:: Work to be completed ::
Word for word, restate the entries below and exclude every image.

** Opening Material supplied block **

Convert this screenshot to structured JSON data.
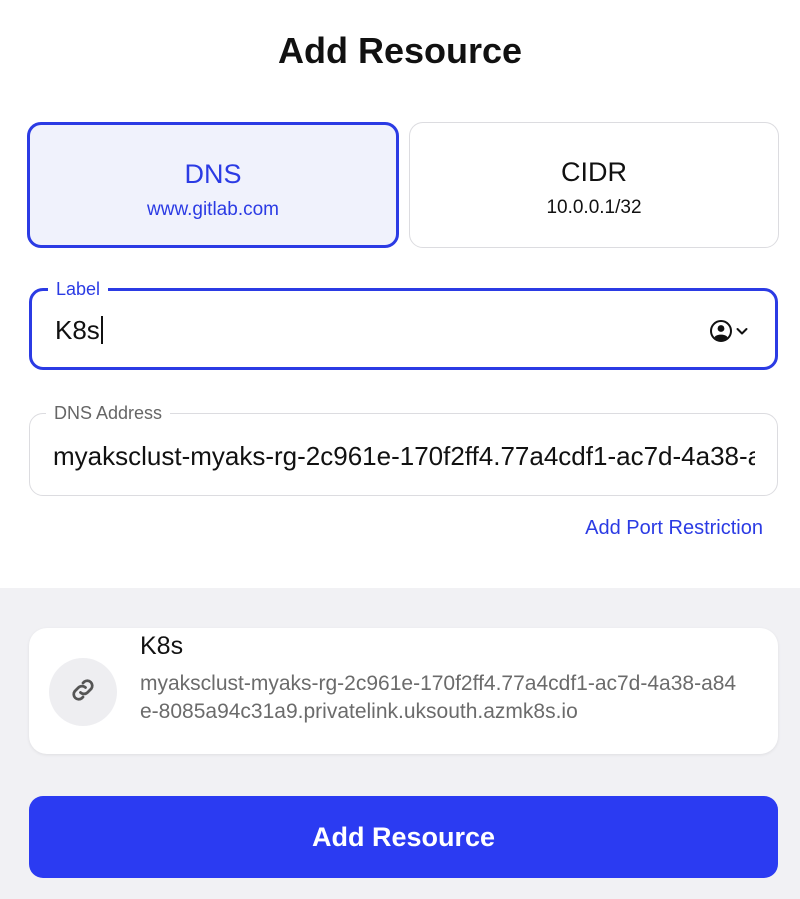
{
  "header": {
    "title": "Add Resource"
  },
  "resource_types": [
    {
      "name": "DNS",
      "example": "www.gitlab.com",
      "selected": true
    },
    {
      "name": "CIDR",
      "example": "10.0.0.1/32",
      "selected": false
    }
  ],
  "label_field": {
    "label": "Label",
    "value": "K8s",
    "icon": "user-circle-icon"
  },
  "dns_field": {
    "label": "DNS Address",
    "value": "myaksclust-myaks-rg-2c961e-170f2ff4.77a4cdf1-ac7d-4a38-a84e-8085a94c31a9.privatelink.uksouth.azmk8s.io"
  },
  "add_port_link": "Add Port Restriction",
  "preview": {
    "name": "K8s",
    "address": "myaksclust-myaks-rg-2c961e-170f2ff4.77a4cdf1-ac7d-4a38-a84e-8085a94c31a9.privatelink.uksouth.azmk8s.io",
    "icon": "link-icon"
  },
  "submit": {
    "label": "Add Resource"
  },
  "colors": {
    "accent": "#2b3be4",
    "button": "#2b3bf2",
    "footer_bg": "#f1f1f4"
  }
}
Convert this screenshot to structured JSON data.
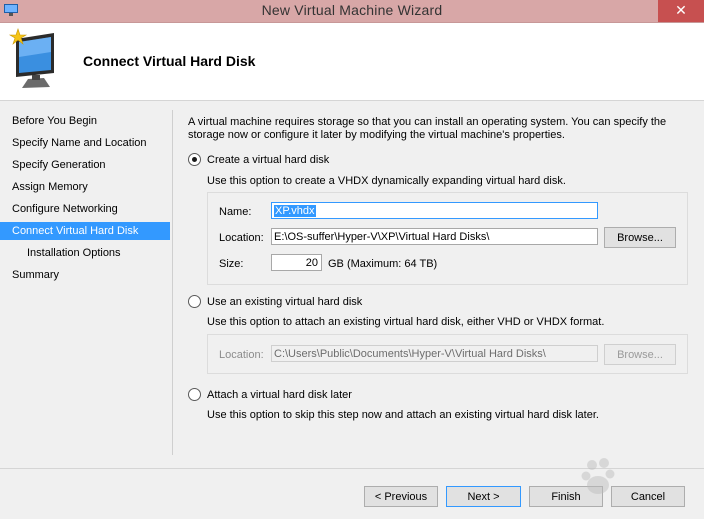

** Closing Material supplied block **

:: Your solution ::
Convert this screenshot to structured JSON data.
{
  "header": {
    "title": "Add Resource"
  },
  "resource_types": [
    {
      "name": "DNS",
      "example": "www.gitlab.com",
      "selected": true
    },
    {
      "name": "CIDR",
      "example": "10.0.0.1/32",
      "selected": false
    }
  ],
  "label_field": {
    "label": "Label",
    "value": "K8s",
    "icon": "user-circle-icon"
  },
  "dns_field": {
    "label": "DNS Address",
    "value": "myaksclust-myaks-rg-2c961e-170f2ff4.77a4cdf1-ac7d-4a38-a84e-8085a94c31a9.privatelink.uksouth.azmk8s.io"
  },
  "add_port_link": "Add Port Restriction",
  "preview": {
    "name": "K8s",
    "address": "myaksclust-myaks-rg-2c961e-170f2ff4.77a4cdf1-ac7d-4a38-a84e-8085a94c31a9.privatelink.uksouth.azmk8s.io",
    "icon": "link-icon"
  },
  "submit": {
    "label": "Add Resource"
  },
  "colors": {
    "accent": "#2b3be4",
    "button": "#2b3bf2",
    "footer_bg": "#f1f1f4"
  }
}
Convert this screenshot to structured JSON data.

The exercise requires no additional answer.